What We Remember: Limehouse Chinatown

By 1890 there were two types of Chinese community in the Limehouse area, the first was from Shanghai and settled around Pennyfields, Amoy Place and Ming Street while the second was from Canton and Southern China settling instead around Gill Street and Limehouse Causeway. By 1911 the area of Limehouse and Pennyfields was known as Chinatown. Described by many early 20th century writers as a community known for its gambling, opium dens and being in the shadows, the interviews filmed in this short documentary tell a different story. A story of real lives, shared experience and anecdotal tales of childhood, family, local trade and hardship told by those from the original Chinese community of Limehouse and those who lived around it.

The Peabody Trust

The Peabody Trust has its origins in gifts totalling £500,000 made by an American Citizen, George Peabody, for the benefit of the people of London, the city where he spent much of his adult life. The gift - which became known as the Peabody Donation Fund - was put into the hands of selected trustees who were to ensure that it should be used to 'ameliorate the condition of the poor' of London. The first housing estate was opened at Spitalfields in 1864 and consisted of 57 dwellings and 9 shops, and today, Peabody estates are an established feature of London life.

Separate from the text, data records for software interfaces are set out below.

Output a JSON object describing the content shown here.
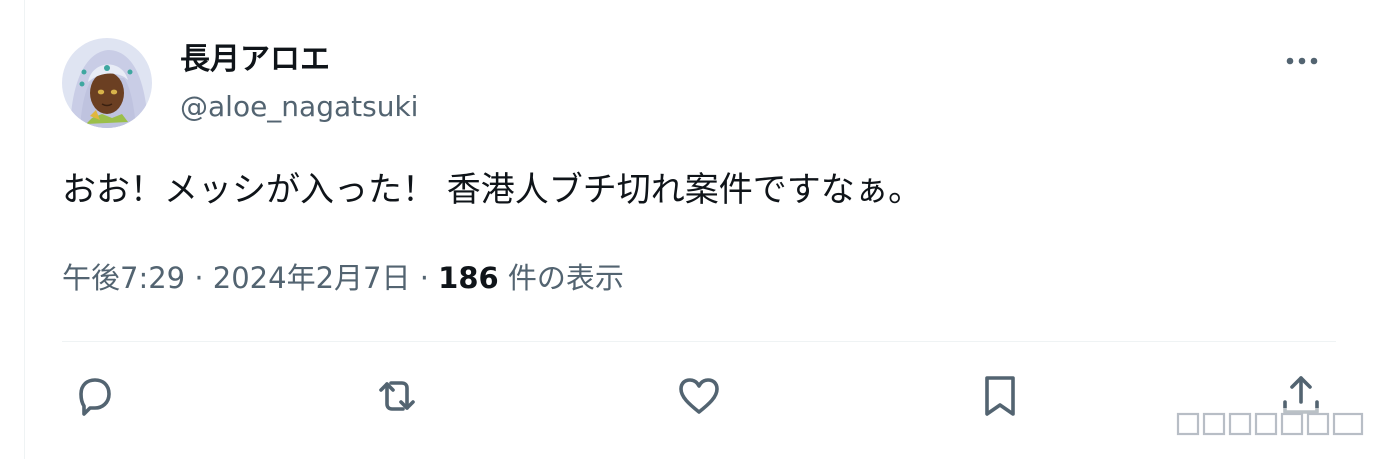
{
  "tweet": {
    "author": {
      "display_name": "長月アロエ",
      "handle": "@aloe_nagatsuki",
      "avatar_icon": "anime-character-avatar"
    },
    "text": "おお！メッシが入った！ 香港人ブチ切れ案件ですなぁ。",
    "time": "午後7:29",
    "date": "2024年2月7日",
    "separator": " · ",
    "view_count": "186",
    "view_label": " 件の表示",
    "more_icon": "ellipsis-icon"
  },
  "actions": [
    {
      "name": "reply",
      "icon": "comment-icon"
    },
    {
      "name": "retweet",
      "icon": "retweet-icon"
    },
    {
      "name": "like",
      "icon": "heart-icon"
    },
    {
      "name": "bookmark",
      "icon": "bookmark-icon"
    },
    {
      "name": "share",
      "icon": "share-icon"
    }
  ],
  "colors": {
    "text_primary": "#0f1419",
    "text_secondary": "#536471",
    "divider": "#eff3f4"
  }
}
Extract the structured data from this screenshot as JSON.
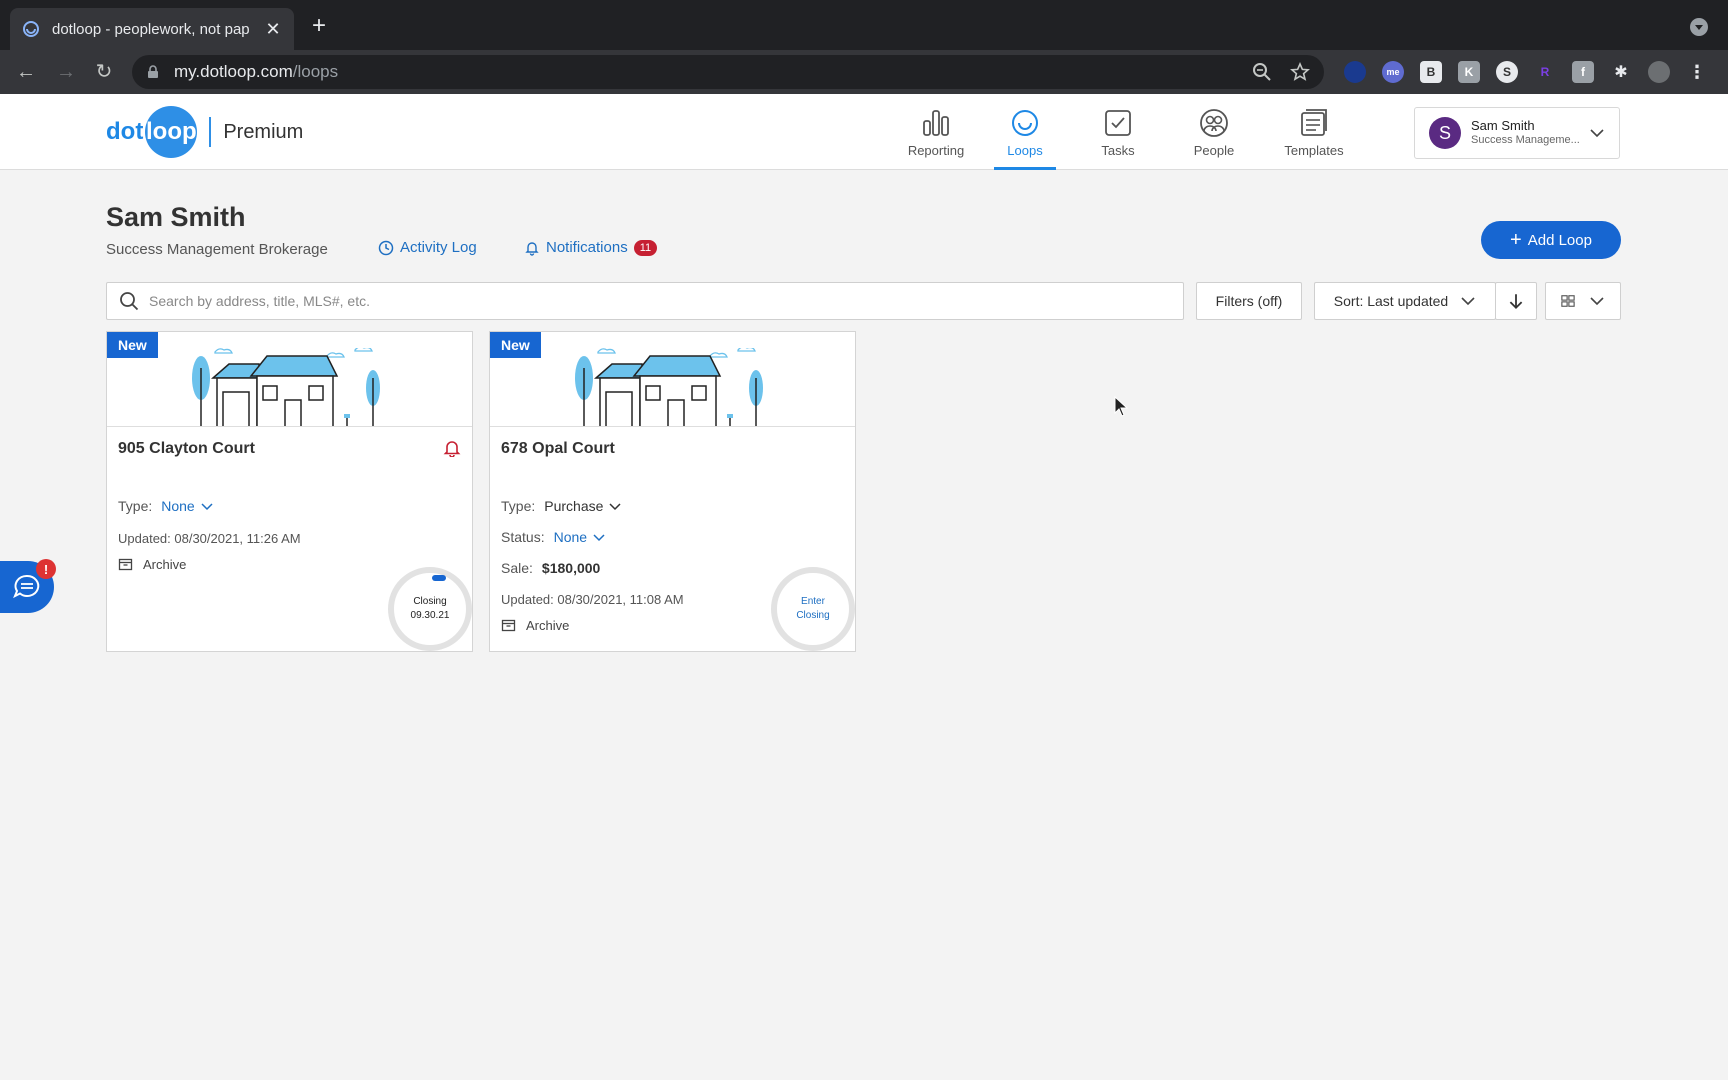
{
  "browser": {
    "tab_title": "dotloop - peoplework, not pap",
    "url_host": "my.dotloop.com",
    "url_path": "/loops"
  },
  "header": {
    "logo_dot": "dot",
    "logo_loop": "loop",
    "plan": "Premium",
    "nav": [
      {
        "label": "Reporting",
        "icon": "bar-chart-icon"
      },
      {
        "label": "Loops",
        "icon": "loop-icon",
        "active": true
      },
      {
        "label": "Tasks",
        "icon": "checkbox-icon"
      },
      {
        "label": "People",
        "icon": "people-icon"
      },
      {
        "label": "Templates",
        "icon": "templates-icon"
      }
    ],
    "user": {
      "initial": "S",
      "name": "Sam Smith",
      "org": "Success Manageme..."
    }
  },
  "page": {
    "title": "Sam Smith",
    "brokerage": "Success Management Brokerage",
    "activity_log": "Activity Log",
    "notifications": "Notifications",
    "notifications_count": "11",
    "add_loop": "Add Loop"
  },
  "controls": {
    "search_placeholder": "Search by address, title, MLS#, etc.",
    "filters": "Filters (off)",
    "sort": "Sort: Last updated"
  },
  "loops": [
    {
      "tag": "New",
      "address": "905 Clayton Court",
      "type_label": "Type:",
      "type_value": "None",
      "updated": "Updated: 08/30/2021, 11:26 AM",
      "archive": "Archive",
      "ring_line1": "Closing",
      "ring_line2": "09.30.21"
    },
    {
      "tag": "New",
      "address": "678 Opal Court",
      "type_label": "Type:",
      "type_value": "Purchase",
      "status_label": "Status:",
      "status_value": "None",
      "sale_label": "Sale:",
      "sale_value": "$180,000",
      "updated": "Updated: 08/30/2021, 11:08 AM",
      "archive": "Archive",
      "ring_line1": "Enter",
      "ring_line2": "Closing"
    }
  ],
  "chat": {
    "badge": "!"
  },
  "colors": {
    "brand_blue": "#1766d1",
    "link_blue": "#1e6fc2",
    "badge_red": "#c62032"
  }
}
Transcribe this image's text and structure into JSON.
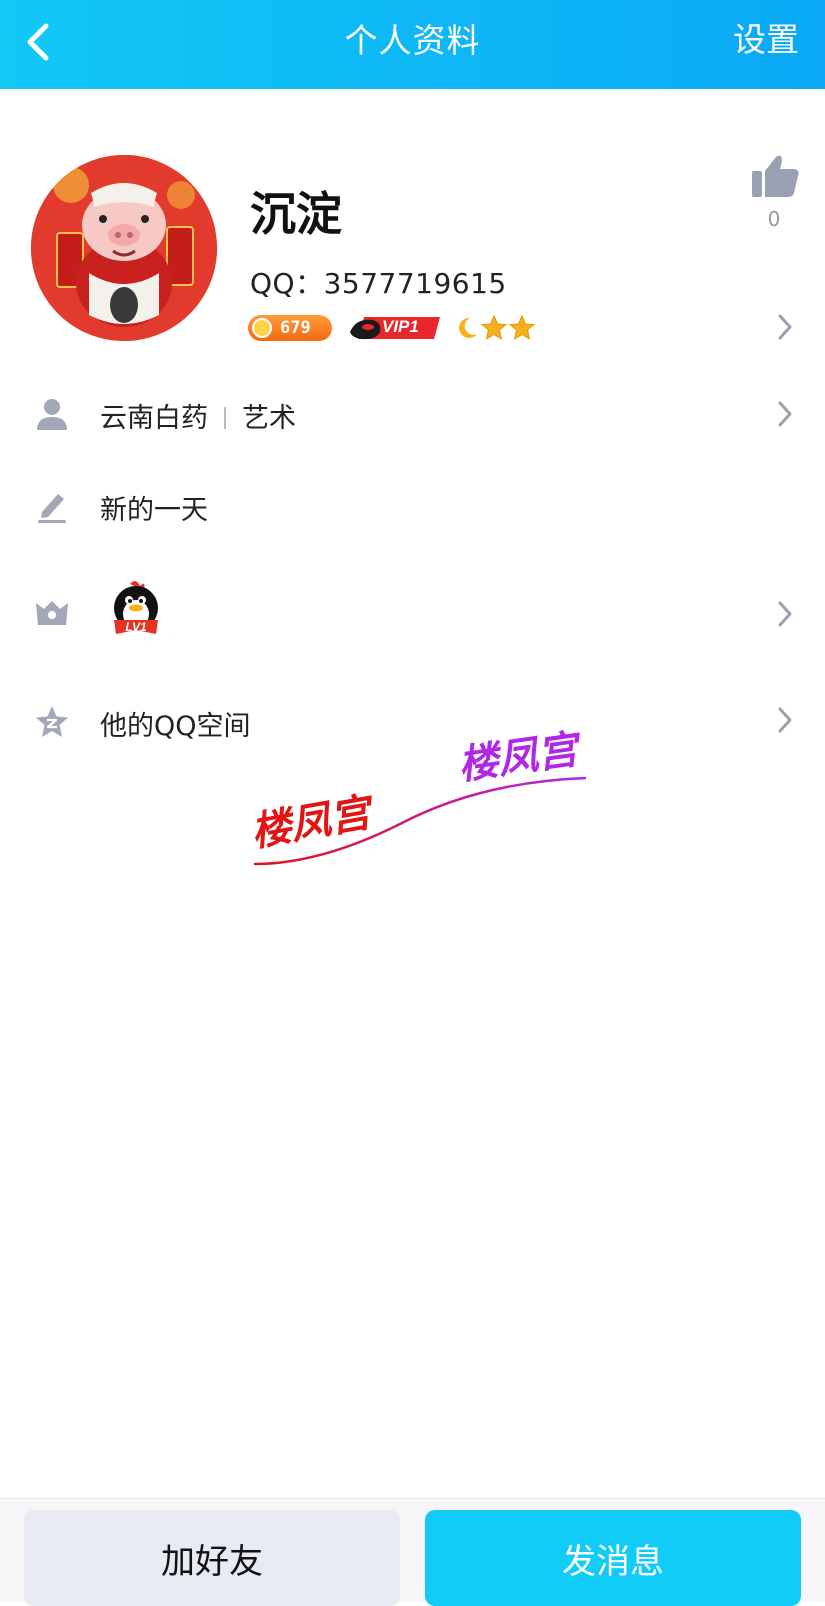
{
  "header": {
    "title": "个人资料",
    "back_icon": "chevron-left-icon",
    "settings_label": "设置"
  },
  "profile": {
    "nickname": "沉淀",
    "qq_label": "QQ：3577719615",
    "coin_value": "679",
    "vip_label": "VIP1",
    "level_icons": [
      "moon-icon",
      "star-icon",
      "star-icon"
    ],
    "like_count": "0"
  },
  "rows": {
    "info": {
      "icon": "person-icon",
      "company": "云南白药",
      "occupation": "艺术"
    },
    "signature": {
      "icon": "pencil-icon",
      "text": "新的一天"
    },
    "badge": {
      "icon": "crown-icon",
      "badge_text": "LV1"
    },
    "qzone": {
      "icon": "qzone-star-icon",
      "text": "他的QQ空间"
    }
  },
  "watermark": {
    "text_left": "楼凤宫",
    "text_right": "楼凤宫"
  },
  "footer": {
    "add_friend": "加好友",
    "send_message": "发消息"
  },
  "colors": {
    "header": "#12c8f5",
    "primary_button": "#12ccf8",
    "secondary_button": "#e7eaf3"
  }
}
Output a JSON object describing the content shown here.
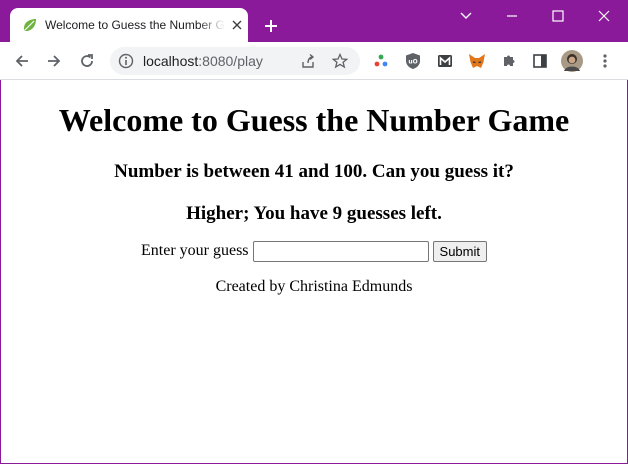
{
  "browser": {
    "tab_title": "Welcome to Guess the Number Game",
    "url_host": "localhost",
    "url_port_path": ":8080/play",
    "colors": {
      "frame": "#8b1a9b",
      "favicon": "#6db33f"
    },
    "icons": {
      "favicon": "spring-leaf-icon",
      "tab_close": "close-icon",
      "new_tab": "plus-icon",
      "tab_search": "chevron-down-icon",
      "minimize": "minimize-icon",
      "maximize": "maximize-icon",
      "close_window": "close-icon",
      "back": "arrow-left-icon",
      "forward": "arrow-right-icon",
      "reload": "reload-icon",
      "site_info": "info-icon",
      "share": "share-icon",
      "bookmark": "star-icon",
      "extensions": [
        "color-dots-extension-icon",
        "ublock-shield-icon",
        "gmail-m-icon",
        "metamask-fox-icon",
        "puzzle-icon",
        "side-panel-icon",
        "avatar",
        "kebab-menu-icon"
      ]
    }
  },
  "page": {
    "title": "Welcome to Guess the Number Game",
    "range_text": "Number is between 41 and 100. Can you guess it?",
    "hint_text": "Higher; You have 9 guesses left.",
    "form": {
      "label": "Enter your guess",
      "input_value": "",
      "submit_label": "Submit"
    },
    "footer": "Created by Christina Edmunds"
  }
}
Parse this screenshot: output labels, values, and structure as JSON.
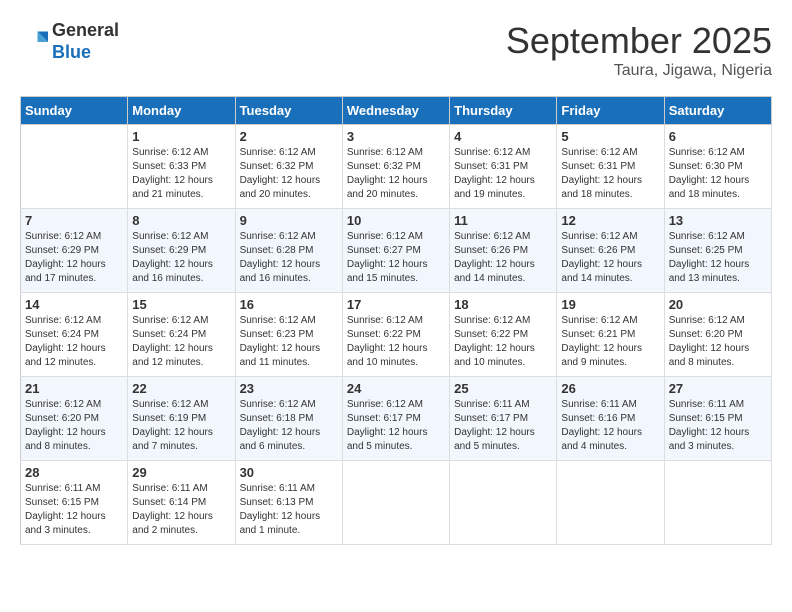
{
  "header": {
    "logo_general": "General",
    "logo_blue": "Blue",
    "month": "September 2025",
    "location": "Taura, Jigawa, Nigeria"
  },
  "weekdays": [
    "Sunday",
    "Monday",
    "Tuesday",
    "Wednesday",
    "Thursday",
    "Friday",
    "Saturday"
  ],
  "weeks": [
    [
      {
        "day": "",
        "info": ""
      },
      {
        "day": "1",
        "info": "Sunrise: 6:12 AM\nSunset: 6:33 PM\nDaylight: 12 hours\nand 21 minutes."
      },
      {
        "day": "2",
        "info": "Sunrise: 6:12 AM\nSunset: 6:32 PM\nDaylight: 12 hours\nand 20 minutes."
      },
      {
        "day": "3",
        "info": "Sunrise: 6:12 AM\nSunset: 6:32 PM\nDaylight: 12 hours\nand 20 minutes."
      },
      {
        "day": "4",
        "info": "Sunrise: 6:12 AM\nSunset: 6:31 PM\nDaylight: 12 hours\nand 19 minutes."
      },
      {
        "day": "5",
        "info": "Sunrise: 6:12 AM\nSunset: 6:31 PM\nDaylight: 12 hours\nand 18 minutes."
      },
      {
        "day": "6",
        "info": "Sunrise: 6:12 AM\nSunset: 6:30 PM\nDaylight: 12 hours\nand 18 minutes."
      }
    ],
    [
      {
        "day": "7",
        "info": "Sunrise: 6:12 AM\nSunset: 6:29 PM\nDaylight: 12 hours\nand 17 minutes."
      },
      {
        "day": "8",
        "info": "Sunrise: 6:12 AM\nSunset: 6:29 PM\nDaylight: 12 hours\nand 16 minutes."
      },
      {
        "day": "9",
        "info": "Sunrise: 6:12 AM\nSunset: 6:28 PM\nDaylight: 12 hours\nand 16 minutes."
      },
      {
        "day": "10",
        "info": "Sunrise: 6:12 AM\nSunset: 6:27 PM\nDaylight: 12 hours\nand 15 minutes."
      },
      {
        "day": "11",
        "info": "Sunrise: 6:12 AM\nSunset: 6:26 PM\nDaylight: 12 hours\nand 14 minutes."
      },
      {
        "day": "12",
        "info": "Sunrise: 6:12 AM\nSunset: 6:26 PM\nDaylight: 12 hours\nand 14 minutes."
      },
      {
        "day": "13",
        "info": "Sunrise: 6:12 AM\nSunset: 6:25 PM\nDaylight: 12 hours\nand 13 minutes."
      }
    ],
    [
      {
        "day": "14",
        "info": "Sunrise: 6:12 AM\nSunset: 6:24 PM\nDaylight: 12 hours\nand 12 minutes."
      },
      {
        "day": "15",
        "info": "Sunrise: 6:12 AM\nSunset: 6:24 PM\nDaylight: 12 hours\nand 12 minutes."
      },
      {
        "day": "16",
        "info": "Sunrise: 6:12 AM\nSunset: 6:23 PM\nDaylight: 12 hours\nand 11 minutes."
      },
      {
        "day": "17",
        "info": "Sunrise: 6:12 AM\nSunset: 6:22 PM\nDaylight: 12 hours\nand 10 minutes."
      },
      {
        "day": "18",
        "info": "Sunrise: 6:12 AM\nSunset: 6:22 PM\nDaylight: 12 hours\nand 10 minutes."
      },
      {
        "day": "19",
        "info": "Sunrise: 6:12 AM\nSunset: 6:21 PM\nDaylight: 12 hours\nand 9 minutes."
      },
      {
        "day": "20",
        "info": "Sunrise: 6:12 AM\nSunset: 6:20 PM\nDaylight: 12 hours\nand 8 minutes."
      }
    ],
    [
      {
        "day": "21",
        "info": "Sunrise: 6:12 AM\nSunset: 6:20 PM\nDaylight: 12 hours\nand 8 minutes."
      },
      {
        "day": "22",
        "info": "Sunrise: 6:12 AM\nSunset: 6:19 PM\nDaylight: 12 hours\nand 7 minutes."
      },
      {
        "day": "23",
        "info": "Sunrise: 6:12 AM\nSunset: 6:18 PM\nDaylight: 12 hours\nand 6 minutes."
      },
      {
        "day": "24",
        "info": "Sunrise: 6:12 AM\nSunset: 6:17 PM\nDaylight: 12 hours\nand 5 minutes."
      },
      {
        "day": "25",
        "info": "Sunrise: 6:11 AM\nSunset: 6:17 PM\nDaylight: 12 hours\nand 5 minutes."
      },
      {
        "day": "26",
        "info": "Sunrise: 6:11 AM\nSunset: 6:16 PM\nDaylight: 12 hours\nand 4 minutes."
      },
      {
        "day": "27",
        "info": "Sunrise: 6:11 AM\nSunset: 6:15 PM\nDaylight: 12 hours\nand 3 minutes."
      }
    ],
    [
      {
        "day": "28",
        "info": "Sunrise: 6:11 AM\nSunset: 6:15 PM\nDaylight: 12 hours\nand 3 minutes."
      },
      {
        "day": "29",
        "info": "Sunrise: 6:11 AM\nSunset: 6:14 PM\nDaylight: 12 hours\nand 2 minutes."
      },
      {
        "day": "30",
        "info": "Sunrise: 6:11 AM\nSunset: 6:13 PM\nDaylight: 12 hours\nand 1 minute."
      },
      {
        "day": "",
        "info": ""
      },
      {
        "day": "",
        "info": ""
      },
      {
        "day": "",
        "info": ""
      },
      {
        "day": "",
        "info": ""
      }
    ]
  ]
}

In these interviews with two staff employed at Peabody Estates across London during the early to mid-20th century, we learn what life was like – the standard of living, the type of resident, the effects of war, the daily management and administration required, and much more.

Black Experience Archive Trust (BEAT)

Forming part of a wider national project, working in partnership with local groups, the Black Experience Archive Trust (BEAT) organised a series of interviews with six ex-mariners to find out what life was like working at sea.